Our health care system is in need of reform, so the President’s enthusiasm is understandable, but like most things, the devil is in the details. As it stands at the moment, the CBO has declared that the so-called Baucus bill will pay for itself over the next 10 years. Part of the reason (something that the CBO readily admits) is that taxes are collected to fund the bill immediately, but the main elements of the bill will not be implemented for three years. That means that 10 years of tax increases will be used to pay for 7 years of healthcare. That’s fine, until you think about the following 10 years and the 10 years that follow those. That’s when enormous deficits begin to accrue, just in time for today’s 10 year olds to be faced with accelerating and onerous payroll and income taxes in order for the government to remain solvent.

But it’s actually worse than that. The viability of the first 7 years is predicated on the addition to the medical insurance rolls of many young healthy Americans who currently see no need for insurance. Dick Morris comments:
Will a young, healthy, childless individual or couple buy health insurance costing 7.5 percent of their income, as required by Obama's health legislation? Not until they get sick. Then they can always buy the insurance [because the legislation mandates that pre-existing conditions do matter, and the Obama bill requires the insurance companies to give it to them. And if the premiums come to more than 7.5 percent of their income because they are now sick, no problem. Obama will subsidize it.

Instead, young, healthy, childless people will likely opt to pay the $1,000 fine (aka slap on the wrist) mandated in the bill. After all, even if they make as little as $50,000 a year, the fine is a lot cheaper than 7.5 percent of their Bottom of Form
So ... these young households will not contribute to the coffers of any health insurance company until they are sick and need the coverage. By then, their costs will come to vastly more than their premiums.

Who will subsidize the difference? We will.

And there’s the rub. For all of his rhetoric about no new taxes on the middle class, Obama’s health care reform will create an enormous tax burden or alternatively, an enormous deficit.
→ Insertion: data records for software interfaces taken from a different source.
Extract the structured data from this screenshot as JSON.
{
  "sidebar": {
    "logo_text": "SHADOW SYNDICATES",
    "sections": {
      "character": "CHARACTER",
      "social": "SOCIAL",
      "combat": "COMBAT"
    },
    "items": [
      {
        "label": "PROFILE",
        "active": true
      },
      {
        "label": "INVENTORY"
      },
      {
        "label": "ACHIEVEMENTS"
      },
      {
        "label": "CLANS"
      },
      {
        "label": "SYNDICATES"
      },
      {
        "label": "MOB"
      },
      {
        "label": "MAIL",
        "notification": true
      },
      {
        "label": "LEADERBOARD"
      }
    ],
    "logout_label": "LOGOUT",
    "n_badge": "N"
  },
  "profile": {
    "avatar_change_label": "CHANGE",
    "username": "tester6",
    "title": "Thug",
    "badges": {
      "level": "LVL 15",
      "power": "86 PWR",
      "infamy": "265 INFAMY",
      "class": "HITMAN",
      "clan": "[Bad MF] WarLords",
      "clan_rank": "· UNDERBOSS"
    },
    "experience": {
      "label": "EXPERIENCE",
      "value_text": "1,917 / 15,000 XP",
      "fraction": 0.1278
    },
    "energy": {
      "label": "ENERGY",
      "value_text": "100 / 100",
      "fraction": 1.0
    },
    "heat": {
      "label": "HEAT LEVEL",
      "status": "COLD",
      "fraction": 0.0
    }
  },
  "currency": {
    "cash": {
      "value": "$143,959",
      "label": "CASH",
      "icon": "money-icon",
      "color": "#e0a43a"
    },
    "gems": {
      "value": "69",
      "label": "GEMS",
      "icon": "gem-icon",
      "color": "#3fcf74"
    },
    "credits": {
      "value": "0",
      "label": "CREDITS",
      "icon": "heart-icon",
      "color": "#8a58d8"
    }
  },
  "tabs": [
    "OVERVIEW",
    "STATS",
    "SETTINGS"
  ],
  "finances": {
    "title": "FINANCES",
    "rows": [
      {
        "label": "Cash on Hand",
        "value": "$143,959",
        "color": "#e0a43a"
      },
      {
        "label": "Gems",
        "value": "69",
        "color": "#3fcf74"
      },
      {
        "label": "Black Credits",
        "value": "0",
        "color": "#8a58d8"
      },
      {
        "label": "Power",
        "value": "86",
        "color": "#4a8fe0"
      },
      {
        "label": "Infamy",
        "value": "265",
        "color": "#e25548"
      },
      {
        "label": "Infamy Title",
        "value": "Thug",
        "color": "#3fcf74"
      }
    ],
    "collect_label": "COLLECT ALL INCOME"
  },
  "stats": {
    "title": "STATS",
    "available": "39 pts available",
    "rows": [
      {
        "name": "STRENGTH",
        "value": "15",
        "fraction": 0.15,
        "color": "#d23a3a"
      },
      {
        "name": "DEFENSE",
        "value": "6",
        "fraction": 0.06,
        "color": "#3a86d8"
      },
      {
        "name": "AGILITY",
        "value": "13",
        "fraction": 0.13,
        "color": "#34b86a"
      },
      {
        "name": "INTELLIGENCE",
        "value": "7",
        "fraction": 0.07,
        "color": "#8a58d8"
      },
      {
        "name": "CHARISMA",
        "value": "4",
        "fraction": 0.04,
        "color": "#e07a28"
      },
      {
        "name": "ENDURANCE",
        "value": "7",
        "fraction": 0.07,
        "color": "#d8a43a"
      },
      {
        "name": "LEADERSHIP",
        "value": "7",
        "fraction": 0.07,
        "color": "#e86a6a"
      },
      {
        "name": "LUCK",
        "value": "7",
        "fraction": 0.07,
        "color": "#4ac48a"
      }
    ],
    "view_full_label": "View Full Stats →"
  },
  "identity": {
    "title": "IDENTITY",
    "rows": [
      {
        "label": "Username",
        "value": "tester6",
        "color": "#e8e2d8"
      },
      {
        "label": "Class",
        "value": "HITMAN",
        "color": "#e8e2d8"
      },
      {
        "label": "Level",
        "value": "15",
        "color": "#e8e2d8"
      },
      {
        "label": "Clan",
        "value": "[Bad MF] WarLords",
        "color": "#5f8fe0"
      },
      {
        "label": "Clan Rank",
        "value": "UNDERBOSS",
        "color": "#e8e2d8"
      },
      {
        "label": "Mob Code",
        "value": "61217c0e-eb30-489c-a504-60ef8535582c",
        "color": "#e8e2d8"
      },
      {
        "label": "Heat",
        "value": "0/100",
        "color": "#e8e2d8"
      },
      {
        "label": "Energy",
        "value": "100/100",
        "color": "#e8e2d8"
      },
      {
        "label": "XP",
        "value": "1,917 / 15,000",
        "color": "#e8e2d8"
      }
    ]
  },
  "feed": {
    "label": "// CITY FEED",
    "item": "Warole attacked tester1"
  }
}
It’s all very nice to want every person to have health insurance. It also fiscally and morally responsible not to saddle future generations with enormous new government entitlements. Somehow, the Obama administration seems obsessively focused on the first objective and blissfully unconcerned about the second.